While the CDC eventually added COVID-19 vaccines to its recommended childhood vaccination schedule in February 2023, it has not recommended vaccination as a requirement for school attendance. Generally, this authority resides at the state and school district level.

To-date, according to the National Academy for State Health Policy, the only public school system to mandate student vaccination for COVID-19 is District of Columbia Public Schools, effective for the 2023-24 academic year. Twenty-one states have banned COVID-19 vaccine requirements for schoolchildren.

Disturbingly, CDC officials tried to redact Lubar’s comments, but accidentally neglected to do so before producing the emails to the Freedom Foundation. Redacting text using Adobe software, which the CDC appeared to use, is a two-step process: (1) Highlighting the text to be redacted; and, (2) applying the redaction. Unapplied redactions are highlighted, but the text remains visible.

In this case, Lubar’s, “Wish they’d say it for students!” comment was highlighted for redaction, but the redaction was not applied.

Additionally, federal agencies commonly type over any redacted text a citation to the FOIA exemption they believe justifies the redaction. In this case, “(b)(5)” was typed over Lubar’s unredacted comment. As the CDC explained in the cover letter accompanying the emails,
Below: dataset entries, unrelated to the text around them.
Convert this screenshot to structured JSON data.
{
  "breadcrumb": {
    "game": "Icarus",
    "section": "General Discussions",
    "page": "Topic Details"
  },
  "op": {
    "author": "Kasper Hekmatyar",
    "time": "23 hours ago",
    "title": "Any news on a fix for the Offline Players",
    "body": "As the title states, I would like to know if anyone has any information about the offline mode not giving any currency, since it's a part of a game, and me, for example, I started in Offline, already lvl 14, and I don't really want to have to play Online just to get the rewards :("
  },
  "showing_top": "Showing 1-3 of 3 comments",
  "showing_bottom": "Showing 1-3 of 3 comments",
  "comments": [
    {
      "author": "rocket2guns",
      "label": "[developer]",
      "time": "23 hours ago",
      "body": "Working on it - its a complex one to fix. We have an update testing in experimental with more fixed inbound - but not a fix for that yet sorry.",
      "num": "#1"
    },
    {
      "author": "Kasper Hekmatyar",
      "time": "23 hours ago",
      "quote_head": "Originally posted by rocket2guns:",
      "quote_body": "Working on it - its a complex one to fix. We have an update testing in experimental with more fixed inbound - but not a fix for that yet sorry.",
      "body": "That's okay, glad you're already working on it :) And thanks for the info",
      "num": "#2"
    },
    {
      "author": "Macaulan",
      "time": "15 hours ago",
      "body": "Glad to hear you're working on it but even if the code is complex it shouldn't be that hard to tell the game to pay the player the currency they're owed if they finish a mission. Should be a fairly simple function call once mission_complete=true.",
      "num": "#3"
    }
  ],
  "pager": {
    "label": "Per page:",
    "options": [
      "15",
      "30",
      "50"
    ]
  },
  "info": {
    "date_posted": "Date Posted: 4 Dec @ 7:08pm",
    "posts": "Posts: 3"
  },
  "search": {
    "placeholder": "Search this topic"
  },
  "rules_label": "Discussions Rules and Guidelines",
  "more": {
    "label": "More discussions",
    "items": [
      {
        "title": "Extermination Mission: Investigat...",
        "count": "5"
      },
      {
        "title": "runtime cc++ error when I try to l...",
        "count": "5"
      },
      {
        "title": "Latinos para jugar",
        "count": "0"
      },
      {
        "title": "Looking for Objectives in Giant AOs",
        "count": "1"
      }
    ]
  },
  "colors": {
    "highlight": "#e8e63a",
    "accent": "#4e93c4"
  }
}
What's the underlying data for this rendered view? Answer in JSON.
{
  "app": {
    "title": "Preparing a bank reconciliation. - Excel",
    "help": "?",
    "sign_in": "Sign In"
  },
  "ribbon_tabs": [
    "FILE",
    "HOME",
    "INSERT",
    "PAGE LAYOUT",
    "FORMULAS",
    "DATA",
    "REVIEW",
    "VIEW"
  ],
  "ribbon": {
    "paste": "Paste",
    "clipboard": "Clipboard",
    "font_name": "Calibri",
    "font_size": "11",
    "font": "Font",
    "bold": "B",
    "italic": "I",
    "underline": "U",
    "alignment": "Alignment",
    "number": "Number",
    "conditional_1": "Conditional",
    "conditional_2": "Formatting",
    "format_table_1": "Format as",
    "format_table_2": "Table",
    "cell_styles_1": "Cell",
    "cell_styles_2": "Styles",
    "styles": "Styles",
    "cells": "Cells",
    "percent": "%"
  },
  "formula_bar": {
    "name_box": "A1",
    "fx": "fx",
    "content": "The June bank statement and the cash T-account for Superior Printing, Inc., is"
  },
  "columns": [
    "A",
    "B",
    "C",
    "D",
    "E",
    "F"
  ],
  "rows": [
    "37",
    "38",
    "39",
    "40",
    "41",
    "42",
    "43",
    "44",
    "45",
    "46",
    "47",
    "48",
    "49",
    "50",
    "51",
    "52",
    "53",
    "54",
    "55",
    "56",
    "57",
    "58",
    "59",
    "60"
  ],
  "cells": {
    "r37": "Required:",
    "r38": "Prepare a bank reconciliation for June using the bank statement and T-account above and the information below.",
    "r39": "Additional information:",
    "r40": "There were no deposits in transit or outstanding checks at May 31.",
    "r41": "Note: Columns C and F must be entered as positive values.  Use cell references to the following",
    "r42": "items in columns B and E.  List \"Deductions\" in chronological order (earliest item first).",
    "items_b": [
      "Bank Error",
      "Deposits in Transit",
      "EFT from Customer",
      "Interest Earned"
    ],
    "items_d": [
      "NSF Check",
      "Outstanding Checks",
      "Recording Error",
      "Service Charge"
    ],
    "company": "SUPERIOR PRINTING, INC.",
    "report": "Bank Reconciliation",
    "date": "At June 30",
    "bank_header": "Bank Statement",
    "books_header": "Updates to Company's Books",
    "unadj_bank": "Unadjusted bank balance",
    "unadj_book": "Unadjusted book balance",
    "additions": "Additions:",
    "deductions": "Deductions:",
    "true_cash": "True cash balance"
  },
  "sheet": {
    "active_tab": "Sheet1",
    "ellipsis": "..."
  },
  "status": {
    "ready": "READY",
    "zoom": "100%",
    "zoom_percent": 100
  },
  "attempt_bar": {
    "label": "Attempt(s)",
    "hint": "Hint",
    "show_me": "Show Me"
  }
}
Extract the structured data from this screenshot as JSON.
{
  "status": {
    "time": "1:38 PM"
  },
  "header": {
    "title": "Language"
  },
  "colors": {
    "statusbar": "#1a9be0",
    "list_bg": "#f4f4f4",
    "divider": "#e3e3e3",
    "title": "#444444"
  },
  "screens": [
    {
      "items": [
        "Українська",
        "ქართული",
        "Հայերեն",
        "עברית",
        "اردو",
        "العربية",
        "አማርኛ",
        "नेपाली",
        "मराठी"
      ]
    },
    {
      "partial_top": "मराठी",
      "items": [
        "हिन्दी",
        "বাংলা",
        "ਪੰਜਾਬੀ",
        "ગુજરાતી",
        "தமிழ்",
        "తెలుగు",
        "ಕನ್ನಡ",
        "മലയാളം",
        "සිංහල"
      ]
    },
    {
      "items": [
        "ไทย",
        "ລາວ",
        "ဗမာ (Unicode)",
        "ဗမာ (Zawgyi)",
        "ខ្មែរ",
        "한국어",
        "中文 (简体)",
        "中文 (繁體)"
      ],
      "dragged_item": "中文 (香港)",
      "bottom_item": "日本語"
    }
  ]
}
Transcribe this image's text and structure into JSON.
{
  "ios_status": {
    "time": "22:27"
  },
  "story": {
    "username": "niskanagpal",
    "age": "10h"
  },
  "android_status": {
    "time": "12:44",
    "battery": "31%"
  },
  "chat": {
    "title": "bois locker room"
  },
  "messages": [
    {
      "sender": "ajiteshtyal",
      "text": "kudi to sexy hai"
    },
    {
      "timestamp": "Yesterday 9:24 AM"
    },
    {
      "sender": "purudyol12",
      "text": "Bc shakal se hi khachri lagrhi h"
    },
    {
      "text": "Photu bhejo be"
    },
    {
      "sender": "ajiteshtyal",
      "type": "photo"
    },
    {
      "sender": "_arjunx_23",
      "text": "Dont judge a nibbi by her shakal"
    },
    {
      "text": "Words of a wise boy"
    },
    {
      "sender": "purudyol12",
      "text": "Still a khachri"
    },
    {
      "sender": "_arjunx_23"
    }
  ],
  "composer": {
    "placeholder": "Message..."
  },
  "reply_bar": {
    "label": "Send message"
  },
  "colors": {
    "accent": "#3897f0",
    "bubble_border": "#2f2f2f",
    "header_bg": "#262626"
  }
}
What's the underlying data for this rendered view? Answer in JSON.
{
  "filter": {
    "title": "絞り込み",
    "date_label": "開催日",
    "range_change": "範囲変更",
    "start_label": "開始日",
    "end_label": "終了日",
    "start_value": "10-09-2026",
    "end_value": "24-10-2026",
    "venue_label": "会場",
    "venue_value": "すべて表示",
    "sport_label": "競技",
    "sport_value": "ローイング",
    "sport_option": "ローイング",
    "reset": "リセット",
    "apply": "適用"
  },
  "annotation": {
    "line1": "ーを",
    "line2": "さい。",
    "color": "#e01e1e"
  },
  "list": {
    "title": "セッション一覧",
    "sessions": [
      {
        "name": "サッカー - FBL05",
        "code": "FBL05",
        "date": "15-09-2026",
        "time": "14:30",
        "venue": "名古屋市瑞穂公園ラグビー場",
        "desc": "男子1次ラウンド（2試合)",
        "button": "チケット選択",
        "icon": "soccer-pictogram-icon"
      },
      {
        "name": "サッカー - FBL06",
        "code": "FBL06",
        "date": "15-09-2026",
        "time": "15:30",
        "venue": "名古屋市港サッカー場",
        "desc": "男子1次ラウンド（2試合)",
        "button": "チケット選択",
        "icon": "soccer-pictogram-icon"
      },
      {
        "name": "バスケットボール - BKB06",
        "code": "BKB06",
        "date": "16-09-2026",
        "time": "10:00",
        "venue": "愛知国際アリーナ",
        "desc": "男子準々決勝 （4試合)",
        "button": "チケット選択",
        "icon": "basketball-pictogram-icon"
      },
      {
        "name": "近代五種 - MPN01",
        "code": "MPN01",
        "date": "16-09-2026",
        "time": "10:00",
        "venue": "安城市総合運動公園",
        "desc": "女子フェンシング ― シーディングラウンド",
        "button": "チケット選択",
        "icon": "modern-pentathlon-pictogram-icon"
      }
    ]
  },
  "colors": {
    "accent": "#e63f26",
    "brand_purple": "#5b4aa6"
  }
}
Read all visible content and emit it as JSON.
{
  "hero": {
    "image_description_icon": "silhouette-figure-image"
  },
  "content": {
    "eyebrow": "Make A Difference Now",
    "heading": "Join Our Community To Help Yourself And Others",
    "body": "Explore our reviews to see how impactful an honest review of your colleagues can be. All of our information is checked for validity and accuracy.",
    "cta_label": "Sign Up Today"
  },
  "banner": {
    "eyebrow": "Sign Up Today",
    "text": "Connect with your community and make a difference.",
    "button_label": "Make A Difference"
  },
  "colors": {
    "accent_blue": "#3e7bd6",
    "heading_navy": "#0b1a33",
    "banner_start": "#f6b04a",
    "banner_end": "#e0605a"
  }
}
“FOIA exemption (b)(5) protects inter-agency or intra-agency memoranda or letters which would not be available by law to a party other than an agency in litigation with the agency. This exemption protects documents that would be covered by any privilege an agency could assert in a civil proceeding. These privileges include, among others, the deliberative process privilege, the attorney client privilege, and the attorney work-product privilege. In this instance, the deliberative process privilege applies.”

In light of the text the CDC intended to redact, one of two conclusions is possible from the claimed deliberative process exemption. Perhaps the CDC really considered imposing COVID-19 vaccination requirements on students and Lubar’s comment was made in the context of such serious deliberations. But unjustified and prolonged school closures were an epic public policy failure, the residual effects of which will be suffered for years to come, and the addition of a highly controversial student vaccine mandate would have made matters worse.

Alternatively—and probably more likely—the CDC was not actively considering such a mandate but did not want to endure the controversy that Lubar’s off-the-cuff remark could precipitate and tried to redact it without legal justification. If this is the case, the CDC does its credibility no favors by ham-handedly attempting to violate open government laws to avoid disclosure of embarrassing comments by its top officials.

Neither possibility reflects well on CDC personnel.

Director of Research and Government Affairs
As the Freedom Foundation’s Director of Research and Government Affairs, Maxford Nelsen leads the team working to advance the Freedom Foundation’s mission through strategic research, public policy advocacy, and labor relations. Max regularly testifies on labor issues before legislative bodies and his research has formed the basis of several briefs submitted to the U.S. Supreme Court. Max’s work has been published in local newspapers around the country and in national outlets like the Wall Street Journal, Forbes, The Hill, National Review, and the American Spectator. His work on labor policy issues has been featured in media outlets like the New York Times, Fox News, and PBS News Hour. He is a frequent guest on local radio stations like 770 KTTH and 570 KVI. From 2019-21, Max was a presidential appointee to the Federal Service Impasses Panel within the Federal Labor Relations Authority, which resolves contract negotiation disputes between federal agencies and labor unions. Prior to joining the Freedom Foundation in 2013, Max worked for and the Washington Policy Center and interned with the Heritage Foundation. Max holds a labor relations certificate from the University of Wisconsin-Madison and graduated magna cum laude from Whitworth University with a bachelor’s degree in political science. A Washington native, he lives in Olympia with his wife and sons.